WHAT TO DO: Take every line of the material below that includes the string "change" and copy it out.

TASK INPUT:
=-=-=

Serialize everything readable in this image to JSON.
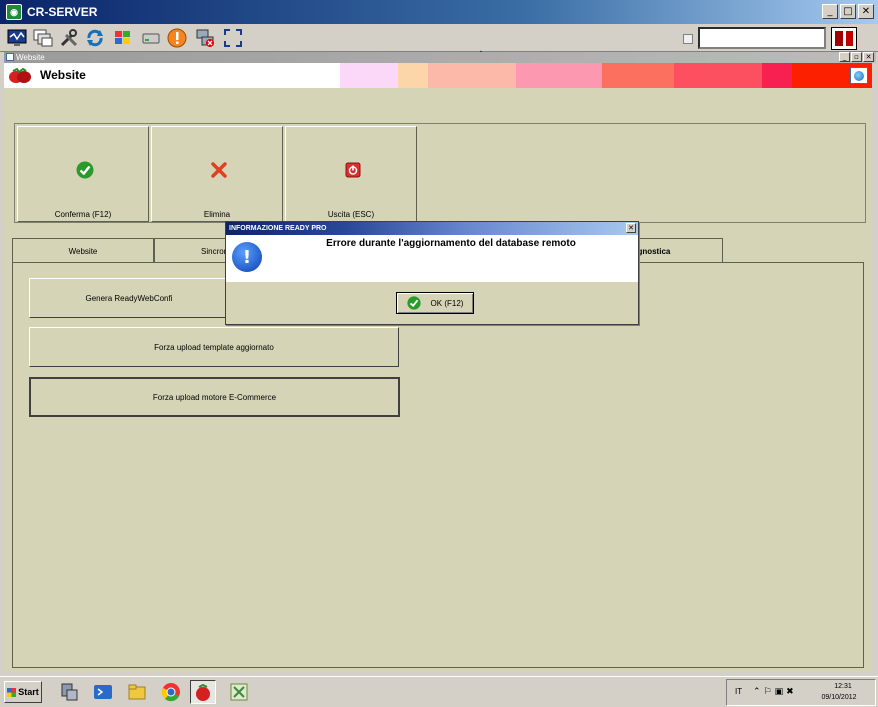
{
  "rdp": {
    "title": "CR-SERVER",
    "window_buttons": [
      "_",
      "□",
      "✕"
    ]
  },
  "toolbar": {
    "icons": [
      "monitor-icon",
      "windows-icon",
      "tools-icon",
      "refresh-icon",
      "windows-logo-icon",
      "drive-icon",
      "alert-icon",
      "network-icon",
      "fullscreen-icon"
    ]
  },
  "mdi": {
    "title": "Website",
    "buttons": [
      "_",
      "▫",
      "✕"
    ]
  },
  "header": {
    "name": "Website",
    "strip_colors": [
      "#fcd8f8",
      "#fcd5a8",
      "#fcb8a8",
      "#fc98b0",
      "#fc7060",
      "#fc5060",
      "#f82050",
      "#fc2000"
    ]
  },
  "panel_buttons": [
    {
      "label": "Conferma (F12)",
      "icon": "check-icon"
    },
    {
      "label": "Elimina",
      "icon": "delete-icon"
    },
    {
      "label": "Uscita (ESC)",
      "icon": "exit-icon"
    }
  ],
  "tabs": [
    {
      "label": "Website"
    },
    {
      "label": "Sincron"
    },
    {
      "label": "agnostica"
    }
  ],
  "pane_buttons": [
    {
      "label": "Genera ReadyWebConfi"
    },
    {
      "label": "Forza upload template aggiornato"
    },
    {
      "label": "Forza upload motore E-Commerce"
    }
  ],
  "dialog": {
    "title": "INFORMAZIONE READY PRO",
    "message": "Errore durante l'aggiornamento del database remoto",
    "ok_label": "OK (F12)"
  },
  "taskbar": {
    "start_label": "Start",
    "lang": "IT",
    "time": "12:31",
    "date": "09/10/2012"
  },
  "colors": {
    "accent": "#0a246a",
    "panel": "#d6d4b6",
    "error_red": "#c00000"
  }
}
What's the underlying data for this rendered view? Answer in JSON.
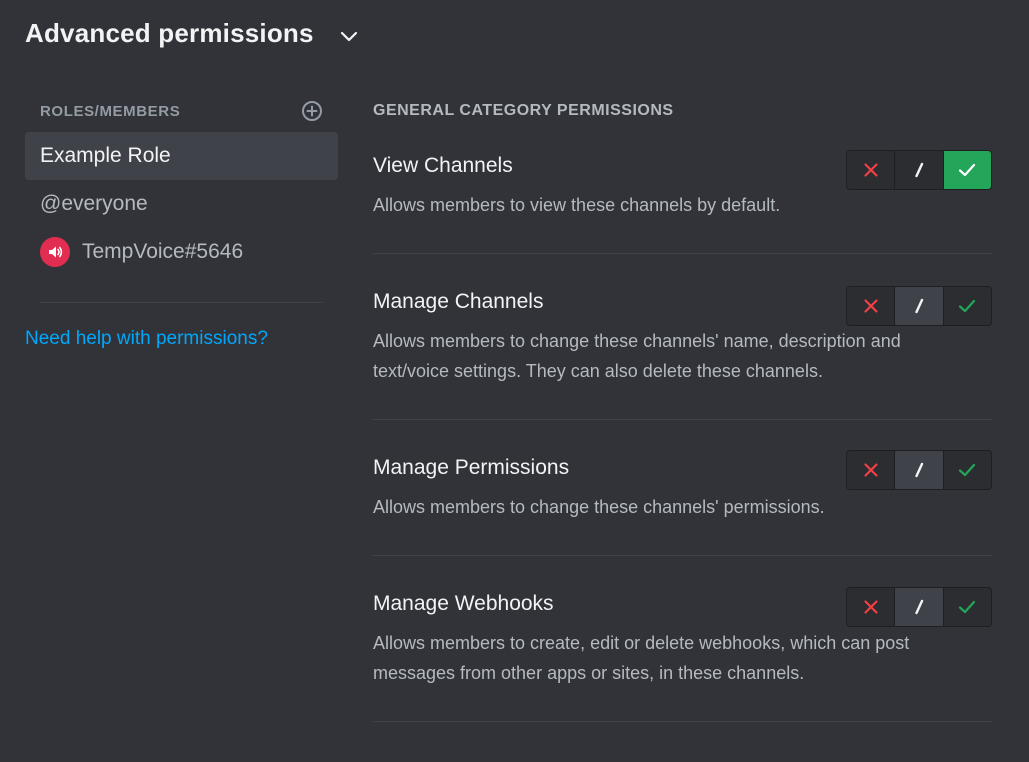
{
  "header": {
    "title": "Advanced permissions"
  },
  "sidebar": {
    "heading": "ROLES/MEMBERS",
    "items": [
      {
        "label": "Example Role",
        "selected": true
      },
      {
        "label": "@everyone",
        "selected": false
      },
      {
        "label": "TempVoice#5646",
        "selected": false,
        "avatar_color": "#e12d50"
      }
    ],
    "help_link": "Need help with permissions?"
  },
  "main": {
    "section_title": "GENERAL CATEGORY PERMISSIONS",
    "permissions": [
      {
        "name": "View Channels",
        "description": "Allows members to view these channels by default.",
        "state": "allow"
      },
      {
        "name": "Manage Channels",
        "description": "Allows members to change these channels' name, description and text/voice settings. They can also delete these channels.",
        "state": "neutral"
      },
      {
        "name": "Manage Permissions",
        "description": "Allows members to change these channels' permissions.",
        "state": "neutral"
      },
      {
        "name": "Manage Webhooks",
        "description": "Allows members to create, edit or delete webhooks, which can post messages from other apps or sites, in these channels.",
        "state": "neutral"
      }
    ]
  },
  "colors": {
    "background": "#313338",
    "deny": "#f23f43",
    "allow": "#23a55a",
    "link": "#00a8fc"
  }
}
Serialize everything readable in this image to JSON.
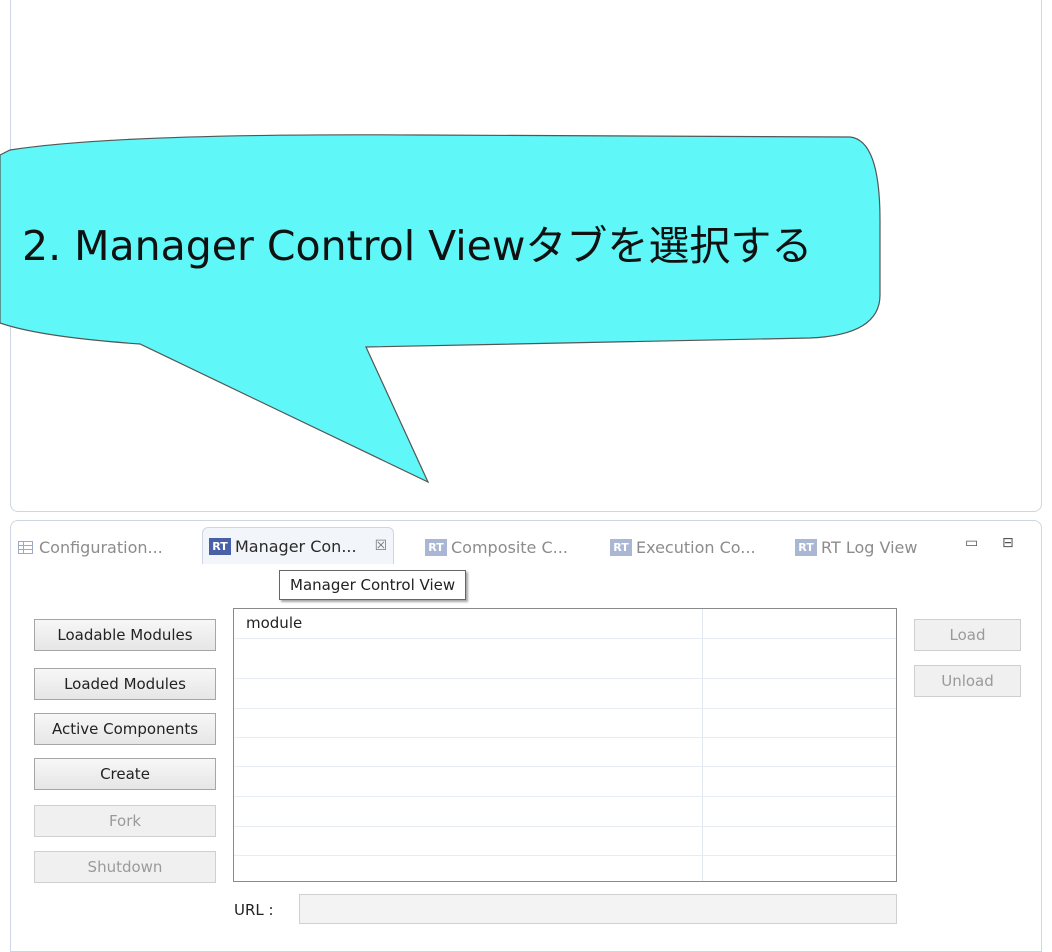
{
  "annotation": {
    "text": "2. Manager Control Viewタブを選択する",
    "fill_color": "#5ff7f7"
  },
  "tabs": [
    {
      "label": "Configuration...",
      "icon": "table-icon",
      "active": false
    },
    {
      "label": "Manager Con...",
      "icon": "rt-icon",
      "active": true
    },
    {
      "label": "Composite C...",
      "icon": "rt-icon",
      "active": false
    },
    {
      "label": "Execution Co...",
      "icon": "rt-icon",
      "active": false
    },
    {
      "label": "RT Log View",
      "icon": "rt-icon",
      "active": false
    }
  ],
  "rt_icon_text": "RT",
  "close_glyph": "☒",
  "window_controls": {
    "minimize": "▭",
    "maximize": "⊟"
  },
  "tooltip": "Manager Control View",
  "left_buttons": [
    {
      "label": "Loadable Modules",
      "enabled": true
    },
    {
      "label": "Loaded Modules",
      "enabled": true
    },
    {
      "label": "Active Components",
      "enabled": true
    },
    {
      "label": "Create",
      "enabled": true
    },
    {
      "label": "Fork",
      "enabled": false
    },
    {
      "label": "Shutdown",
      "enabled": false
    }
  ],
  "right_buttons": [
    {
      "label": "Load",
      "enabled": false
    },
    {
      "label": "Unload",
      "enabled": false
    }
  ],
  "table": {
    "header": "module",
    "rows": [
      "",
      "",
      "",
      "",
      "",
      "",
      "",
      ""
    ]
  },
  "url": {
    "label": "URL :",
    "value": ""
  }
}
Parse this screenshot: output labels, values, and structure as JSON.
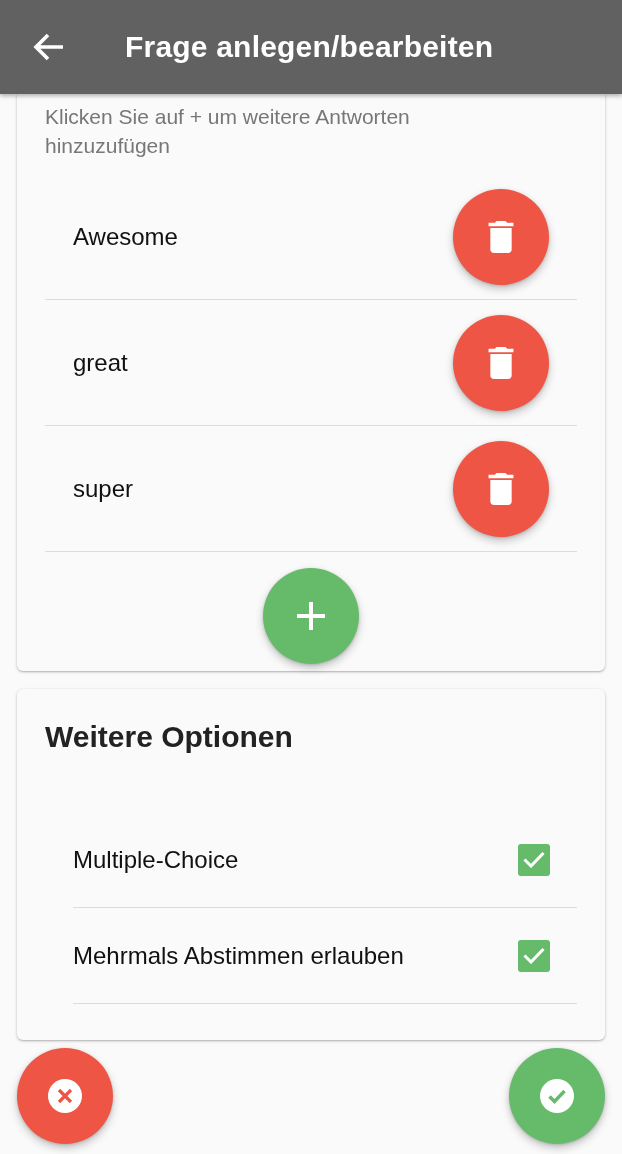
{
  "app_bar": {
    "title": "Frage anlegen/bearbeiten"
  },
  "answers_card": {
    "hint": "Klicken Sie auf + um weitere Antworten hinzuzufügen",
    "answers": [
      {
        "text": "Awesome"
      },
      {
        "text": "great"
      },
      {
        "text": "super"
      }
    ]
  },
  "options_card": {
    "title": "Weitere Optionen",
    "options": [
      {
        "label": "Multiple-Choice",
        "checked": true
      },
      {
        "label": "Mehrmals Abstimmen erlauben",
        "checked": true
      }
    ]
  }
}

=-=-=

RESPONSE AREA:
        "description": "Allows members to change these channels' name, description and text/voice settings. They can also delete these channels.",
        "description": "Allows members to change these channels' permissions.",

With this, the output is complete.